The Naval Museum is housed in an 18th-century building in the port that, until recently, was a naval college. The Museum highlights weapons and navigational tools and covers the history of the 1800s in Europe including several revolutions, the loss of the Spanish colonies and the history of the Spanish Royal Family.
An interesting exhibit is the Isaac Peral Submarine which was the first battery-powered submarine that was launched way back in 1888. Although it was worked on for two years, the project was abandoned.
Whale’s Tail Sculpture
Outside the Naval Museum, near the Tourist Information office is a sculpture of a whale tail close to the harbour. It honours the whales that are often seen year-round in the local waters.
Cola de Ballena by Fernando Saenz de Elorrieta
Castillo de la Concepcion
The Castillo de la Concepcion was built on top of a Roman temple dedicated to Asklepio. When the Moors occupied the city, they built an alcazaba on the foundations, using a rammed-earth technique. When the Christians took over, a large keep was built using stone from the temple ruins and other Roman sites. The castle lost its military importance by the end of the 18th century and parts of it were demolished at the beginning of the 19th century. In the mid-1920s, the site was declared a city park.
Today, the castle keep is a museum. The city offers a voucher that provides admission to 4, 5, or 6 city sights within a 2-week period at a cost between €10 - €20, depending upon the package you choose. For just the Castillo, it costs €4.
To get to or from the Castillo, visitors can take the rather terrifying Ascensor Panorámico (Panoramic Lift) elevator for €2 each way or walk the hill pathway. We walked up and took the elevator down.
Roman Theatre & Museum
Down the hill from the Castillo is a path that leads to the newly-discovered 2,000 year-old Roman Theatre. The ruins were discovered about 30 years ago, beneath several layers of centuries of habitation and the ruins of the Old Cathedral destroyed in the Spanish Civil War. Both the Christians and the Muslim residents simply built their homes and shops right on top of the old amphitheatre. Most of the original materials were still on site and were used in the restoration.
The stage area is magnificent.
A Christian church was added to one end of the theatre. The wealthiest and most powerful sat in the lower levels closest to the stage, the regular poor folk sat way up high in the nosebleed section -- not unlike any other theatre.
The Roman Theatre is open daily except for Mondays and has shorter hours on Sundays. Tickets are €6 with discounts available for students and seniors.
In the museum are many interesting artefacts discovered during the excavations, including an altar to Jupiter, a statue of Apollo, inscribed lintels, and Islamic ceramics from the Middle Ages.
The main pedestrian street in Cartegena is Calle mayor. When we arrived in the early morning, it was quiet but soon became a vibrant and busy area once the business day began.
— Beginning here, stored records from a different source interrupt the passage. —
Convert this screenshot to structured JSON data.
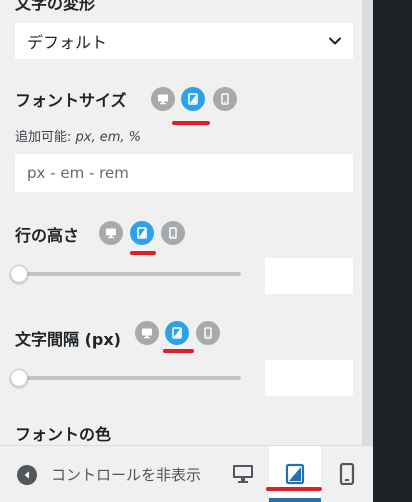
{
  "text_transform": {
    "label": "文字の変形",
    "value": "デフォルト"
  },
  "font_size": {
    "label": "フォントサイズ",
    "hint_prefix": "追加可能: ",
    "hint_units": "px, em, %",
    "placeholder": "px - em - rem",
    "active_device": "tablet"
  },
  "line_height": {
    "label": "行の高さ",
    "active_device": "tablet",
    "slider_value": 0
  },
  "letter_spacing": {
    "label": "文字間隔 (px)",
    "active_device": "tablet",
    "slider_value": 0
  },
  "font_color": {
    "label": "フォントの色"
  },
  "footer": {
    "collapse_label": "コントロールを非表示",
    "active_device": "tablet"
  },
  "colors": {
    "accent": "#2ea2e8",
    "device_inactive": "#a7aaad",
    "highlight": "#e01e26",
    "footer_active": "#2271b1"
  }
}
What really stands out for the meanderer is the stunning Modernist architecture which is such a part of Cartagena.
During the late 1800s, Cartagena was a center of a large mining industry which created a wealthy baron class. During those years, the wealthy built extravagant homes in the historic center. The Federalist Revolution in 1874 destroyed much of the city and much rebuilding took place, most in the Modernist Style. There are some incredible art nouveau buildings including the Gran Hotel, Palacio Pedreño and the Casa Cervantes.
Our overall impression was that Cartagena would not be a huge draw for many travellers and that all the major sites could be visited in a full day. We didn't have a full day but were able to hit most of the highlights, although there were several areas further from the city center that we had to miss. We were glad to have seen another area of Spain but wouldn't go out of our way to visit again in the future.
Thanks for meandering with me! Have you been to Cartagena? Tell me what I missed in the comments or let me your thoughts. Share the link with a friend. Become a member to get notified of new content, access to the members' forum, and a monthly newsletter full of chatty behind-the-scenes news, useful travel tips & links, plus more!